Archangel Ancient Tree Archive: Copemish Nonprofit Offers Climate Change, Pandemic Solutions
Archangel Ancient Tree Archive is a non-profit in Copemish dedicated to propagating, reforesting and archiving ancient trees around the world. This small Northern Michigan warehouse has become a global spotlight for climate change and pandemic solutions. This is the first and only group in the world to successfully clone the largest and oldest trees— creating a living library of “Champion Trees”.
Champion trees are essentially the oldest and largest trees that have successfully survived thousands and thousands of years. This group is taking their D.N.A. and sending the tree’s ancestors around the world to help curb our world’s growing carbon footprint. David Milarch, the founder of Archangel Ancient Tree Archive says, “We think it’s important to preserve the genetics of that 5%, so those genetics can be made it into millions… billions of those trees!”
Trees are critical to all species’ survival on planet earth. Trees exhale oxygen and inhale carbon, therefore taking much of the carbon emissions from our bustling society and absorbing it in its trunk. “It doesn’t matter whether you’re in Germany, Australia, New Zealand or India,” explains Milarch.
A large percentage of scientists from around the world predict that humanity as we know it is down to decades. “Some say that we have 50 years… 30-50 years as a species, as human beings.
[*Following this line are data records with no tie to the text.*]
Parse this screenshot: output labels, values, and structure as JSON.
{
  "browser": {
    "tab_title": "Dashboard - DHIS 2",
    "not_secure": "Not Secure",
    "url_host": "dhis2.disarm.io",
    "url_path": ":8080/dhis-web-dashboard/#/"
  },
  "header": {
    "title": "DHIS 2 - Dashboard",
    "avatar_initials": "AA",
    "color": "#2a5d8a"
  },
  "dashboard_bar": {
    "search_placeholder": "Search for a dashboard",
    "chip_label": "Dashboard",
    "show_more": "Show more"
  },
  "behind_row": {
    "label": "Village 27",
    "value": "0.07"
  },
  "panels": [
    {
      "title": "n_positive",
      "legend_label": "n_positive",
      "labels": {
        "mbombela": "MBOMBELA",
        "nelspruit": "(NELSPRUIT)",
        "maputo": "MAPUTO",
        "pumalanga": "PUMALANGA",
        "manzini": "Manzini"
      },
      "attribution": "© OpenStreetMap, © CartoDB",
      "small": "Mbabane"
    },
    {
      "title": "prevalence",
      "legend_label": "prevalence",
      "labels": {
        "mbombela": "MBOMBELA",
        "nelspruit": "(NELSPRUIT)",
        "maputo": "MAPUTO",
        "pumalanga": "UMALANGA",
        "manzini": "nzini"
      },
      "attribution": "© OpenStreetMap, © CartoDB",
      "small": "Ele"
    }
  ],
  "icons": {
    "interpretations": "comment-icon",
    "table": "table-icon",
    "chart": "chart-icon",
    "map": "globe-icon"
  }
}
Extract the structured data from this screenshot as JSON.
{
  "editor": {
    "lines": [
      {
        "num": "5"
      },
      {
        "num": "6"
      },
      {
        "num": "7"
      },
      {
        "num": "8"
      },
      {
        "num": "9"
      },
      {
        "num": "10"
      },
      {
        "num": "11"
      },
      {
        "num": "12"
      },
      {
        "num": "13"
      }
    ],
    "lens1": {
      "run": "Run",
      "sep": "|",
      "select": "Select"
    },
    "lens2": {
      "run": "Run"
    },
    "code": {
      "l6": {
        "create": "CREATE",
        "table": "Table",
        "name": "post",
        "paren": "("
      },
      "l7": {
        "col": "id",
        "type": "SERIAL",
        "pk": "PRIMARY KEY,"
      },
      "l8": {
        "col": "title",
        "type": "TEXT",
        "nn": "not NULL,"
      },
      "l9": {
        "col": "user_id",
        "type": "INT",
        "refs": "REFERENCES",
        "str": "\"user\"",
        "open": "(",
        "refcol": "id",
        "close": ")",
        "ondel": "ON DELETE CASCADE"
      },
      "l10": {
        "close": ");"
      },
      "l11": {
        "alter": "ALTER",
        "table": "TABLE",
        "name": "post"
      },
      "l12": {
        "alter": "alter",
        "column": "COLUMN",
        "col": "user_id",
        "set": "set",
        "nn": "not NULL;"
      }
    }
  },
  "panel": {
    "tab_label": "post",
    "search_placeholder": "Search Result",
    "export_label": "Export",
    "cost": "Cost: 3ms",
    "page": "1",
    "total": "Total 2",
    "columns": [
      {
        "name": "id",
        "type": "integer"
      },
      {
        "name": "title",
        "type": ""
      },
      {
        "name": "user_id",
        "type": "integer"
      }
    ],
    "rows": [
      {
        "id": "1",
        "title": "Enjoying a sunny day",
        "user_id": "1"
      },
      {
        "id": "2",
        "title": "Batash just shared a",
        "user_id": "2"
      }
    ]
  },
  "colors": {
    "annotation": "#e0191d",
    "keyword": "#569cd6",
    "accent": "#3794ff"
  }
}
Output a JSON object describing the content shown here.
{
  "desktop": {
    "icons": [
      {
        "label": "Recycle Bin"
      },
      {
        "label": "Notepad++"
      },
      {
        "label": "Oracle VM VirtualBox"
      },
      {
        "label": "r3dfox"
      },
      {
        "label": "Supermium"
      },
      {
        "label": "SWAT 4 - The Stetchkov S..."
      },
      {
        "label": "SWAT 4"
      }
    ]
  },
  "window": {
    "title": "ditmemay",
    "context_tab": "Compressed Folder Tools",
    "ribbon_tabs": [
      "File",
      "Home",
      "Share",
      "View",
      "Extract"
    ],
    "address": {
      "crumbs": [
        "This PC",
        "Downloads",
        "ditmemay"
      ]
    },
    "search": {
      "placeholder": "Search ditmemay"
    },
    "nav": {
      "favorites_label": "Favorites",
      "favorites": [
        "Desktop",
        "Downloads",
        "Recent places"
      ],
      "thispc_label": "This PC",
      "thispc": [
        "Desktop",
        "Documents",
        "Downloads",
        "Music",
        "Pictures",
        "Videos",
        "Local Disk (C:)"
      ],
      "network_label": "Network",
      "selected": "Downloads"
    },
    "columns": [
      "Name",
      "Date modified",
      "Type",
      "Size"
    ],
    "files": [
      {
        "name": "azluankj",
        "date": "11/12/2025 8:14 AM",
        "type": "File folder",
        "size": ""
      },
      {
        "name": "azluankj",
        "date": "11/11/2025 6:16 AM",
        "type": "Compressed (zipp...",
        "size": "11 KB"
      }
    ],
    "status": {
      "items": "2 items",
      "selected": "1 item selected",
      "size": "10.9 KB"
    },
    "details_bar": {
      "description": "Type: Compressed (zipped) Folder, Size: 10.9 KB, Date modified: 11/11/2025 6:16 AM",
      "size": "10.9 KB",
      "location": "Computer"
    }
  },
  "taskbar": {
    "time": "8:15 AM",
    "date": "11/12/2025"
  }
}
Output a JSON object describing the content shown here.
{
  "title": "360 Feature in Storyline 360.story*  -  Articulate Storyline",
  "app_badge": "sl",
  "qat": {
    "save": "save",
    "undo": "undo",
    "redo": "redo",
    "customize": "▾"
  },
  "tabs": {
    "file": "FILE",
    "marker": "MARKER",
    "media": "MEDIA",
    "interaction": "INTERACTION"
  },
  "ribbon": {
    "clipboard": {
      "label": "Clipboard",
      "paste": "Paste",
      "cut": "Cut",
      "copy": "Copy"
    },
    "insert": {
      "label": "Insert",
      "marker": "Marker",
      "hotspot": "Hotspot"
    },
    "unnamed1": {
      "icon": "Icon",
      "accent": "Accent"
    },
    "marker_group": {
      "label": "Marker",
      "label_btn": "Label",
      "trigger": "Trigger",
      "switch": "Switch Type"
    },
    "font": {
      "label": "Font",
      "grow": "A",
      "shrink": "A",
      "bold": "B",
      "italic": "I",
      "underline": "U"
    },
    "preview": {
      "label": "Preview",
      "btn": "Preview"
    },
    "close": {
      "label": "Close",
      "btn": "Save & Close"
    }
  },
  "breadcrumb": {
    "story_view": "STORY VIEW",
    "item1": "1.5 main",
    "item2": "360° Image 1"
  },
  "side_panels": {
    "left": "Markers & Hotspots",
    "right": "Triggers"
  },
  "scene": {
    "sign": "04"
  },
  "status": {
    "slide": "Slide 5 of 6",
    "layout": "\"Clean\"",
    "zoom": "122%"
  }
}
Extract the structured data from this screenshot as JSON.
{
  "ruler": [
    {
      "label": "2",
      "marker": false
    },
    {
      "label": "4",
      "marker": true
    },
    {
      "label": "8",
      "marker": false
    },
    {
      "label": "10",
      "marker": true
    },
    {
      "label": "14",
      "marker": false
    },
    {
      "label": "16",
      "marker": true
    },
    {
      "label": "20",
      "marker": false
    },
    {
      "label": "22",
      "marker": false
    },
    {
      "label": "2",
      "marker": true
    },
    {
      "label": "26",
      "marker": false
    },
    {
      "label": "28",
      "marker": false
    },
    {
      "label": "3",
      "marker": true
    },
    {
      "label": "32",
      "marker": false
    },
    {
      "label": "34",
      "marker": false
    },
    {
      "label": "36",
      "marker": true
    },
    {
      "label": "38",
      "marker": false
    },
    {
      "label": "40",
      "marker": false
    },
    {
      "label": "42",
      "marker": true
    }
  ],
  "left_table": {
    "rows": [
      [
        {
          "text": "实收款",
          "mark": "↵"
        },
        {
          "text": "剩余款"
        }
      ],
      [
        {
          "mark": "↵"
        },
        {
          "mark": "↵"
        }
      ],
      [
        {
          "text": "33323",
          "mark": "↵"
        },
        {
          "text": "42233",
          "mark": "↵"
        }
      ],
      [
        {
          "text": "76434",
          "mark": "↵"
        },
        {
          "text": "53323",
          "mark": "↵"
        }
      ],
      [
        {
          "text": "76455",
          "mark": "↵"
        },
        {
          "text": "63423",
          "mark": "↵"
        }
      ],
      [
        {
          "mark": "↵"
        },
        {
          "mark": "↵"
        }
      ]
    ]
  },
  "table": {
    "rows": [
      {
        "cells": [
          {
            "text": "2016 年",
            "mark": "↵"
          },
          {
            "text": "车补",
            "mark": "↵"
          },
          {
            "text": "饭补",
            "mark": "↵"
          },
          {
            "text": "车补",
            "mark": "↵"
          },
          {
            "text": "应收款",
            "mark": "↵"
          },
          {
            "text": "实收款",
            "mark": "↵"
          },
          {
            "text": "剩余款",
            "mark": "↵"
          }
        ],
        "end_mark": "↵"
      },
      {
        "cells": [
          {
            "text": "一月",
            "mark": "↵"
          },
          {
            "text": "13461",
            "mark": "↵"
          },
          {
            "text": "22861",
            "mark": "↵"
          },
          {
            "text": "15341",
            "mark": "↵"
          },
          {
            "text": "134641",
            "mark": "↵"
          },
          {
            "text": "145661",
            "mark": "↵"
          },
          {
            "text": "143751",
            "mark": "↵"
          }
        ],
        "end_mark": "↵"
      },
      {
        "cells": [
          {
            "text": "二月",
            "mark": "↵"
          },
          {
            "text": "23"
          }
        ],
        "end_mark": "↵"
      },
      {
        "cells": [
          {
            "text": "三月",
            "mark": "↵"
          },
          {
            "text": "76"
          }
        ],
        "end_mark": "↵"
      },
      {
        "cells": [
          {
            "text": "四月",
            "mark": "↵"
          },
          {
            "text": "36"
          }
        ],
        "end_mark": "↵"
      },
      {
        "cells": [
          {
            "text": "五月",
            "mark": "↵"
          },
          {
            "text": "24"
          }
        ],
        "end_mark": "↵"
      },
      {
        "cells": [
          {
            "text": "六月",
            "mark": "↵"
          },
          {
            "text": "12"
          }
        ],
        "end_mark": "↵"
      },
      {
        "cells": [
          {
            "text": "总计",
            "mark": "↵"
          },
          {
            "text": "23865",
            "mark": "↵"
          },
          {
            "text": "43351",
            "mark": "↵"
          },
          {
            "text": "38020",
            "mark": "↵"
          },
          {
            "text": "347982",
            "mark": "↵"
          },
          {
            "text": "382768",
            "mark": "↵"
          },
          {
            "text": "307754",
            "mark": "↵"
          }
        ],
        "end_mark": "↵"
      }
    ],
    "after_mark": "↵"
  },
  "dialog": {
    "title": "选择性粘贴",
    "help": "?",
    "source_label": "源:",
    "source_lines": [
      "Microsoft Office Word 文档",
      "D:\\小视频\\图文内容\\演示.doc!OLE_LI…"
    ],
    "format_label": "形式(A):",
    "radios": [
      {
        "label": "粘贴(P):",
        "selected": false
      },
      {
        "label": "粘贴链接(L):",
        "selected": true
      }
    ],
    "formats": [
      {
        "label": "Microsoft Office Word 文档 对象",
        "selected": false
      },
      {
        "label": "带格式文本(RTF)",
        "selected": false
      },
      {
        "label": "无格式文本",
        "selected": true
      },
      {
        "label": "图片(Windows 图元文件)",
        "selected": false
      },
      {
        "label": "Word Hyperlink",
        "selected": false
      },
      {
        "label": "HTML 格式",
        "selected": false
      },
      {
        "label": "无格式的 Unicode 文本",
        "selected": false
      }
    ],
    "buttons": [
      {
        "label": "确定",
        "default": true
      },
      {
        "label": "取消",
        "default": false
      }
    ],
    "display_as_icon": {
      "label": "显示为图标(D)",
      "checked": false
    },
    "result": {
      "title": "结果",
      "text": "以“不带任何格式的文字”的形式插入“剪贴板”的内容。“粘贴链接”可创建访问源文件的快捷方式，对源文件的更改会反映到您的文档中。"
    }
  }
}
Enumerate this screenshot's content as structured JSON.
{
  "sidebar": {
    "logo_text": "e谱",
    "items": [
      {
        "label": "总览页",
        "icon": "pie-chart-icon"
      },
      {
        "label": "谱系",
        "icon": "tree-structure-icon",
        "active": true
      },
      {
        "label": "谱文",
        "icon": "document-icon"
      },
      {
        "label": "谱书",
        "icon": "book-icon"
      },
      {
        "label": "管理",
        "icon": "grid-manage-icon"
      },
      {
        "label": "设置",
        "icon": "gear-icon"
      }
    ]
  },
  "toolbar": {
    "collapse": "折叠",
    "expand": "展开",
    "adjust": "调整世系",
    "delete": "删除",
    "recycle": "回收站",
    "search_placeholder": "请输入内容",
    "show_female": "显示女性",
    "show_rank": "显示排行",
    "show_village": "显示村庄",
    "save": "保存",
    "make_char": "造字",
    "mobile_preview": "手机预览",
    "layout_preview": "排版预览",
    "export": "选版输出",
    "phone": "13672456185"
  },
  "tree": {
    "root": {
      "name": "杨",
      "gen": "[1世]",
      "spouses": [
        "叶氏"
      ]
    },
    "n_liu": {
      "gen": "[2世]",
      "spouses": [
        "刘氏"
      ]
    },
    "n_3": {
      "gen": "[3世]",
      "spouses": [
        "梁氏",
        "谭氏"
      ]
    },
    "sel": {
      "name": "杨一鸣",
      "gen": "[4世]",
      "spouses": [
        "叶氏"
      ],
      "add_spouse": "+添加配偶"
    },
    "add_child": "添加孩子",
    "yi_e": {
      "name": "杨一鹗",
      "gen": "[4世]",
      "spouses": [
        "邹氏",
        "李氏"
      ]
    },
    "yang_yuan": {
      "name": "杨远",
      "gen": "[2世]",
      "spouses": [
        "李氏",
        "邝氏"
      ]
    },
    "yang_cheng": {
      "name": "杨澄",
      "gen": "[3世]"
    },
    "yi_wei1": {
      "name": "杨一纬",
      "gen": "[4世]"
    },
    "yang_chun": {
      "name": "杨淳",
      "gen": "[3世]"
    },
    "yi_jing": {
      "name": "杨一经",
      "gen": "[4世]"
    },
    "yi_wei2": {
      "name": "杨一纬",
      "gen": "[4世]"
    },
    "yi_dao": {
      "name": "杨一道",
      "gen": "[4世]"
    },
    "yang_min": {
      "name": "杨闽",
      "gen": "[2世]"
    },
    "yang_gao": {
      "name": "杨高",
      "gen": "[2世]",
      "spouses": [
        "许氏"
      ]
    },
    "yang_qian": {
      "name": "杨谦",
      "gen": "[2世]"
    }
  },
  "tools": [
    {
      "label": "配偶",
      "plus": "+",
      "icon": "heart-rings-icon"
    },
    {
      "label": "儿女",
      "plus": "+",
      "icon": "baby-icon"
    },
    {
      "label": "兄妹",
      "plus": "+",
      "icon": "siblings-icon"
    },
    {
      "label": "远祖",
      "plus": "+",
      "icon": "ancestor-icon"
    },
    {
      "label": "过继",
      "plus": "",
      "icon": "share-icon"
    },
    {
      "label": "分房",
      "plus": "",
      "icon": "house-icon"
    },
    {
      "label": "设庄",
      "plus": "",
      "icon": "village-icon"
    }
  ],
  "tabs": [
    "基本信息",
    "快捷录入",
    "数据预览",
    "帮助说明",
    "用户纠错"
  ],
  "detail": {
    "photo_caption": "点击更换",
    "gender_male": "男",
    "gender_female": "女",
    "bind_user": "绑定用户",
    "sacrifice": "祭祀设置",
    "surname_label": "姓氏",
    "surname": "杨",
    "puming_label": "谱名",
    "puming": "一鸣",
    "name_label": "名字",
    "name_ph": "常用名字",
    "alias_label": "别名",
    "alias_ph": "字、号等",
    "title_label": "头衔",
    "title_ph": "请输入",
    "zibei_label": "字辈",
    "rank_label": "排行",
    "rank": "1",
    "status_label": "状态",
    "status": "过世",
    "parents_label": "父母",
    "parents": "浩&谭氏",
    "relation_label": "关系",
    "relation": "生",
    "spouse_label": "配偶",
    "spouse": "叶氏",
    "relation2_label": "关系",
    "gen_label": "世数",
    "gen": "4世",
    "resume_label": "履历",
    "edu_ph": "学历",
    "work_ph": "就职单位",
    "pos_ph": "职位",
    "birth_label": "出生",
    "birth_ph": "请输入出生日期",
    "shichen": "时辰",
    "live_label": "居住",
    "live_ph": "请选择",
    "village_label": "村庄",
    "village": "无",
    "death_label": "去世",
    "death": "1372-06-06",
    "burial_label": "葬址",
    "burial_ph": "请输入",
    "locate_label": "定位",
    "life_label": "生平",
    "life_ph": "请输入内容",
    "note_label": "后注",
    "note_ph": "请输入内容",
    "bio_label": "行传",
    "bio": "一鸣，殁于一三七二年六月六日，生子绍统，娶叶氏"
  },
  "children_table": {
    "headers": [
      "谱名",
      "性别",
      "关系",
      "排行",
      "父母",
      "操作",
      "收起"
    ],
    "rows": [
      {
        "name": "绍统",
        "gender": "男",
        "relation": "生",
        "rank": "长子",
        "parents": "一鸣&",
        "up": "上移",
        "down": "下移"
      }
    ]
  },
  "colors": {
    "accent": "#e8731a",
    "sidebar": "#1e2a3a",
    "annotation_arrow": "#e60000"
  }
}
That’s all,” says Milarch.
The Milarch family and their many volunteers are hoping that this non-profit educates and inspires people to act. To make positive changes in their daily lives to protect future generations. This non-profit is a gift the Milarch family hopes will keep giving…
Milarch says, “There’s nothing I wouldn’t do to help my children or grandchildren while I’m here and with this project I’ll be able to help them– all of the children for the next 2,000 years when I’m gone. It’s like paying it forward for the next 2,000 years.”
If you would like more information on Archangel Ancient Tree Archive, click here.